Saved entries:
* * *

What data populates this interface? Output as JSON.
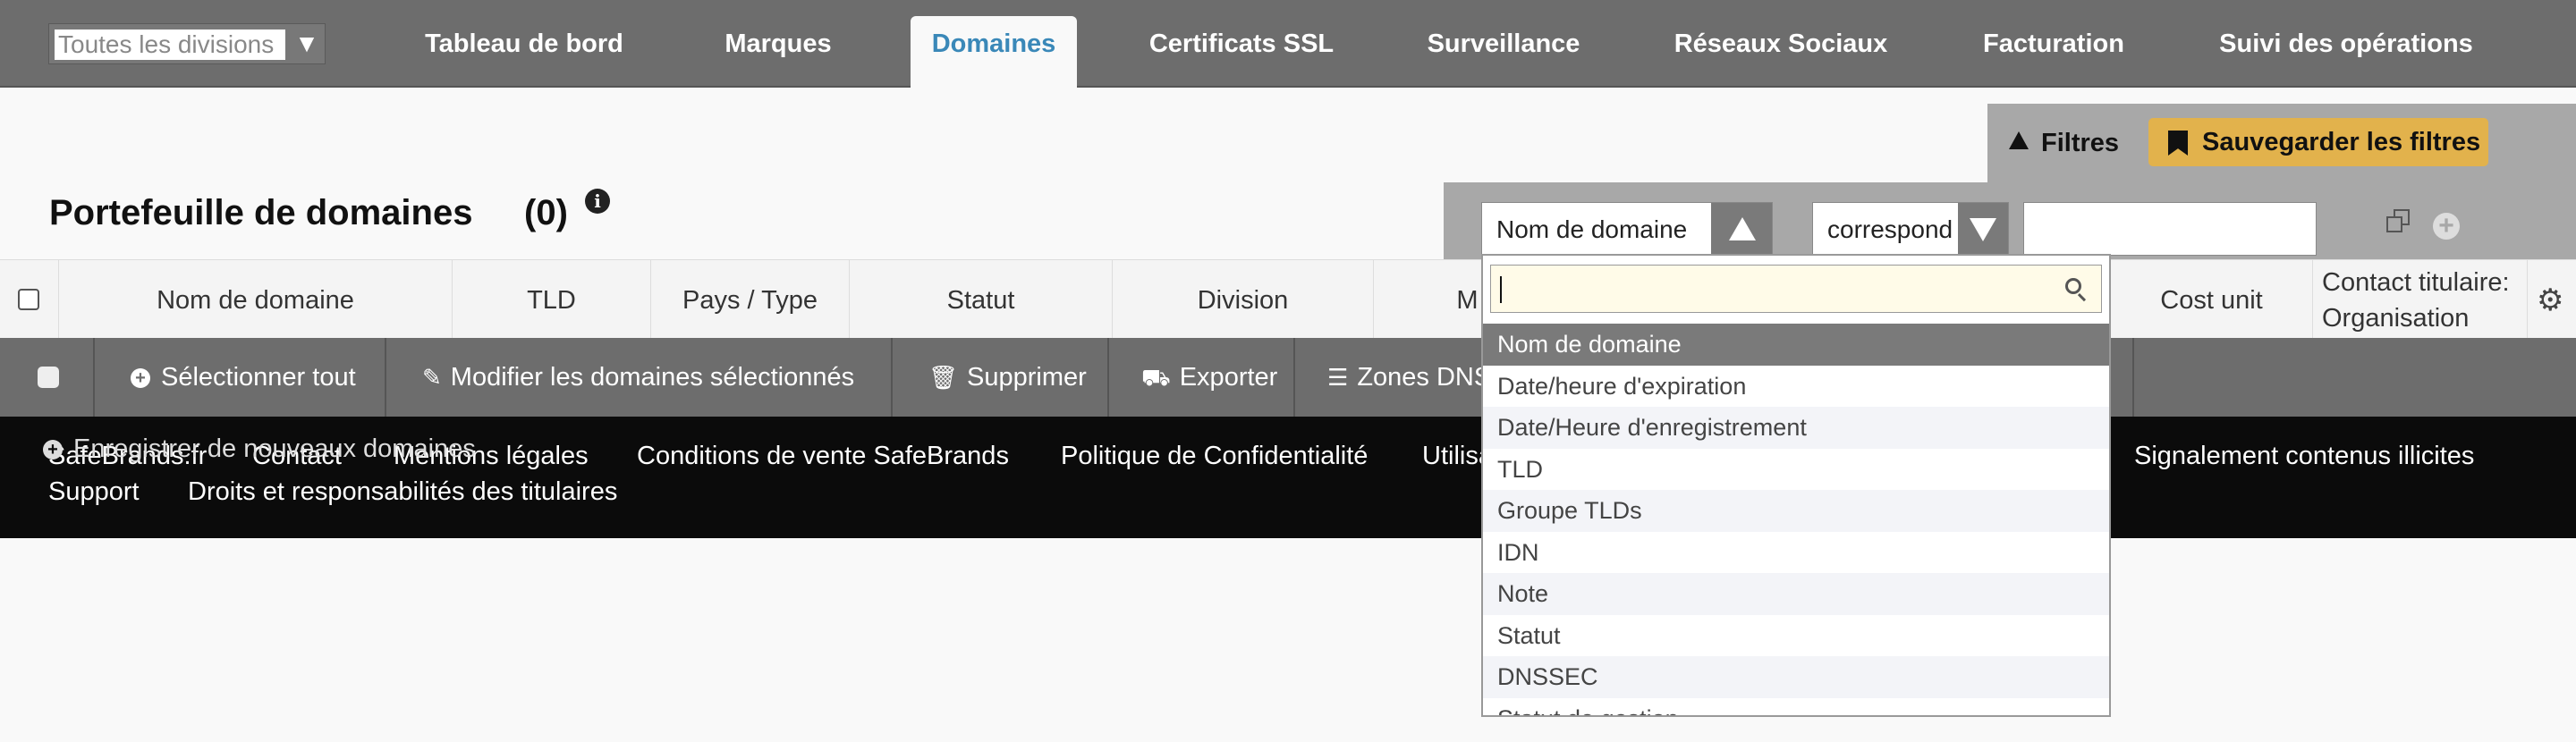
{
  "topnav": {
    "division_placeholder": "Toutes les divisions",
    "tabs": [
      {
        "label": "Tableau de bord"
      },
      {
        "label": "Marques"
      },
      {
        "label": "Domaines",
        "active": true
      },
      {
        "label": "Certificats SSL"
      },
      {
        "label": "Surveillance"
      },
      {
        "label": "Réseaux Sociaux"
      },
      {
        "label": "Facturation"
      },
      {
        "label": "Suivi des opérations"
      }
    ]
  },
  "page": {
    "title": "Portefeuille de domaines",
    "count": "(0)"
  },
  "filters": {
    "toggle_label": "Filtres",
    "save_label": "Sauvegarder les filtres",
    "field_value": "Nom de domaine",
    "operator_value": "correspond à",
    "value_input": ""
  },
  "table": {
    "columns": [
      "Nom de domaine",
      "TLD",
      "Pays / Type",
      "Statut",
      "Division",
      "M",
      "Cost unit",
      "Contact titulaire: Organisation"
    ]
  },
  "actions": {
    "select_all": "Sélectionner tout",
    "edit_selected": "Modifier les domaines sélectionnés",
    "delete": "Supprimer",
    "export": "Exporter",
    "dns_zones": "Zones DNS",
    "register_new": "Enregistrer de nouveaux domaines"
  },
  "footer": {
    "links": [
      "SafeBrands.fr",
      "Contact",
      "Mentions légales",
      "Conditions de vente SafeBrands",
      "Politique de Confidentialité",
      "Utilisa",
      "Signalement contenus illicites",
      "Support",
      "Droits et responsabilités des titulaires"
    ]
  },
  "dropdown": {
    "search_value": "",
    "options": [
      "Nom de domaine",
      "Date/heure d'expiration",
      "Date/Heure d'enregistrement",
      "TLD",
      "Groupe TLDs",
      "IDN",
      "Note",
      "Statut",
      "DNSSEC",
      "Statut de gestion"
    ],
    "selected_index": 0
  },
  "colors": {
    "nav_bg": "#6d6d6d",
    "active_tab_text": "#3a88b8",
    "save_button": "#e2b24c",
    "footer_bg": "#0b0b0b"
  }
}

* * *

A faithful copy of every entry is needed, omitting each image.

Response area:
What data populates this interface? Output as JSON.
{
  "topnav": {
    "division_placeholder": "Toutes les divisions",
    "tabs": [
      {
        "label": "Tableau de bord"
      },
      {
        "label": "Marques"
      },
      {
        "label": "Domaines",
        "active": true
      },
      {
        "label": "Certificats SSL"
      },
      {
        "label": "Surveillance"
      },
      {
        "label": "Réseaux Sociaux"
      },
      {
        "label": "Facturation"
      },
      {
        "label": "Suivi des opérations"
      }
    ]
  },
  "page": {
    "title": "Portefeuille de domaines",
    "count": "(0)"
  },
  "filters": {
    "toggle_label": "Filtres",
    "save_label": "Sauvegarder les filtres",
    "field_value": "Nom de domaine",
    "operator_value": "correspond à",
    "value_input": ""
  },
  "table": {
    "columns": [
      "Nom de domaine",
      "TLD",
      "Pays / Type",
      "Statut",
      "Division",
      "M",
      "Cost unit",
      "Contact titulaire: Organisation"
    ]
  },
  "actions": {
    "select_all": "Sélectionner tout",
    "edit_selected": "Modifier les domaines sélectionnés",
    "delete": "Supprimer",
    "export": "Exporter",
    "dns_zones": "Zones DNS",
    "register_new": "Enregistrer de nouveaux domaines"
  },
  "footer": {
    "links": [
      "SafeBrands.fr",
      "Contact",
      "Mentions légales",
      "Conditions de vente SafeBrands",
      "Politique de Confidentialité",
      "Utilisa",
      "Signalement contenus illicites",
      "Support",
      "Droits et responsabilités des titulaires"
    ]
  },
  "dropdown": {
    "search_value": "",
    "options": [
      "Nom de domaine",
      "Date/heure d'expiration",
      "Date/Heure d'enregistrement",
      "TLD",
      "Groupe TLDs",
      "IDN",
      "Note",
      "Statut",
      "DNSSEC",
      "Statut de gestion"
    ],
    "selected_index": 0
  },
  "colors": {
    "nav_bg": "#6d6d6d",
    "active_tab_text": "#3a88b8",
    "save_button": "#e2b24c",
    "footer_bg": "#0b0b0b"
  }
}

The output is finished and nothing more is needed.